- [Your task]
In your copy, each record should read exactly as it does below, and no pictures should be present.

- [Data provided]
----------
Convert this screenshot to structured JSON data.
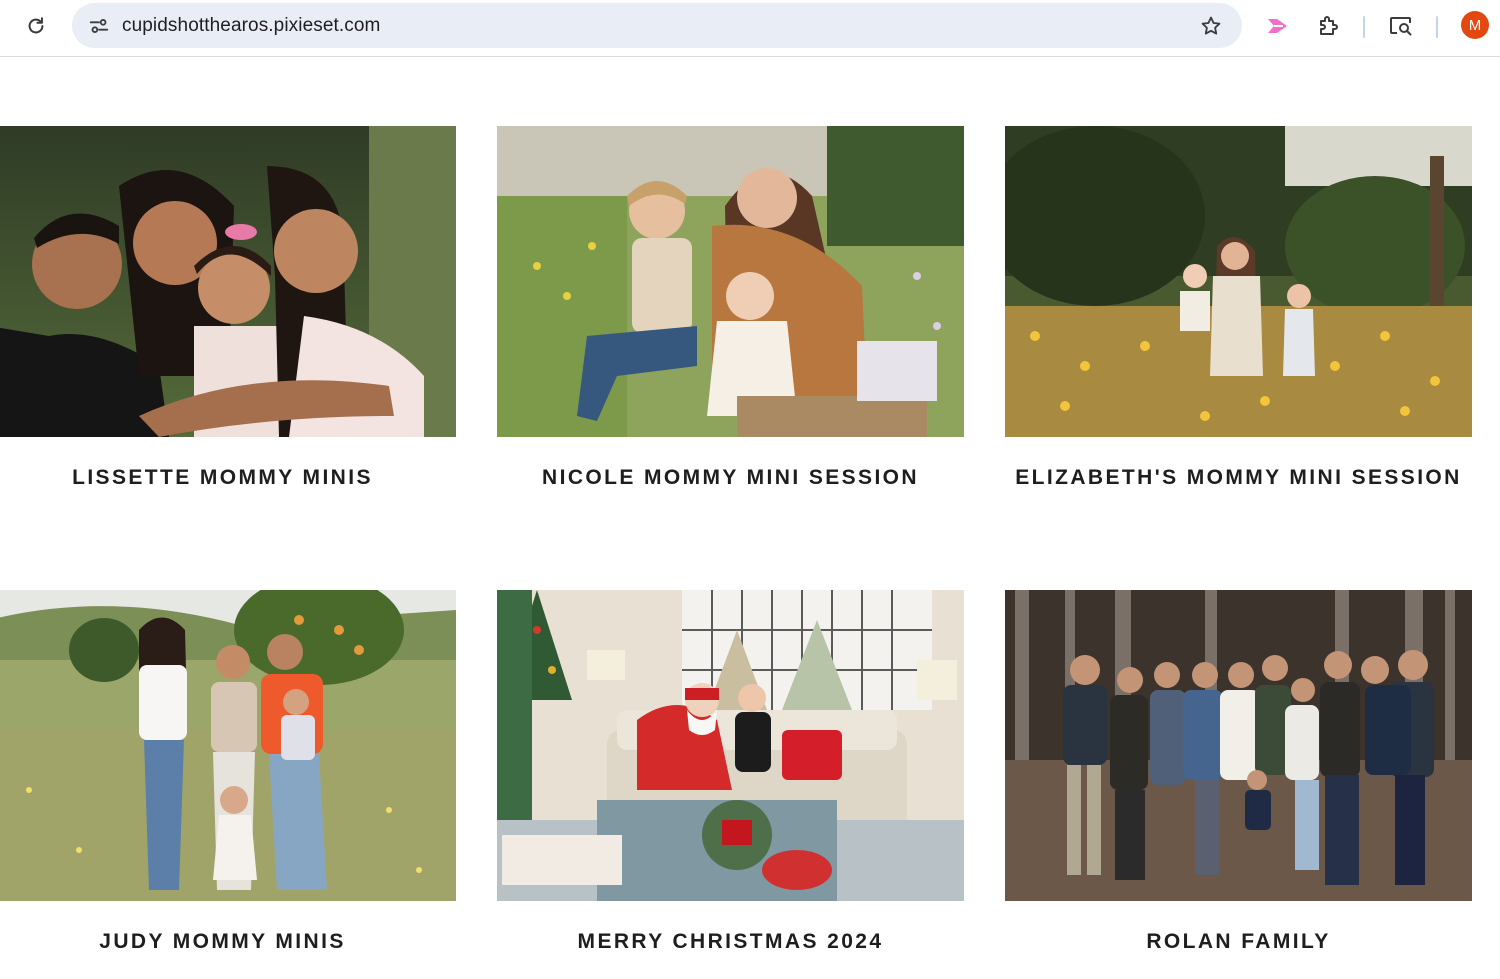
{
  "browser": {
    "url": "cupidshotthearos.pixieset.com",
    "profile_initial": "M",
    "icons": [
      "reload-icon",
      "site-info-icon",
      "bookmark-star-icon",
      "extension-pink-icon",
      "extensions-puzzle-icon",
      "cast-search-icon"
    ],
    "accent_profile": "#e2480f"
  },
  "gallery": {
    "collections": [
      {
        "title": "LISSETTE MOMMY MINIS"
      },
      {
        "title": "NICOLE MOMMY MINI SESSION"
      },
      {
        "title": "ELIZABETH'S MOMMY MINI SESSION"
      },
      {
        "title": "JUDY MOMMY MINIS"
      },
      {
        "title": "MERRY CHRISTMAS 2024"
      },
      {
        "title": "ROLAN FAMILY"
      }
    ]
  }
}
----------
- [Written answer]
Convert this screenshot to structured JSON data.
{
  "browser": {
    "url": "cupidshotthearos.pixieset.com",
    "profile_initial": "M",
    "icons": [
      "reload-icon",
      "site-info-icon",
      "bookmark-star-icon",
      "extension-pink-icon",
      "extensions-puzzle-icon",
      "cast-search-icon"
    ],
    "accent_profile": "#e2480f"
  },
  "gallery": {
    "collections": [
      {
        "title": "LISSETTE MOMMY MINIS"
      },
      {
        "title": "NICOLE MOMMY MINI SESSION"
      },
      {
        "title": "ELIZABETH'S MOMMY MINI SESSION"
      },
      {
        "title": "JUDY MOMMY MINIS"
      },
      {
        "title": "MERRY CHRISTMAS 2024"
      },
      {
        "title": "ROLAN FAMILY"
      }
    ]
  }
}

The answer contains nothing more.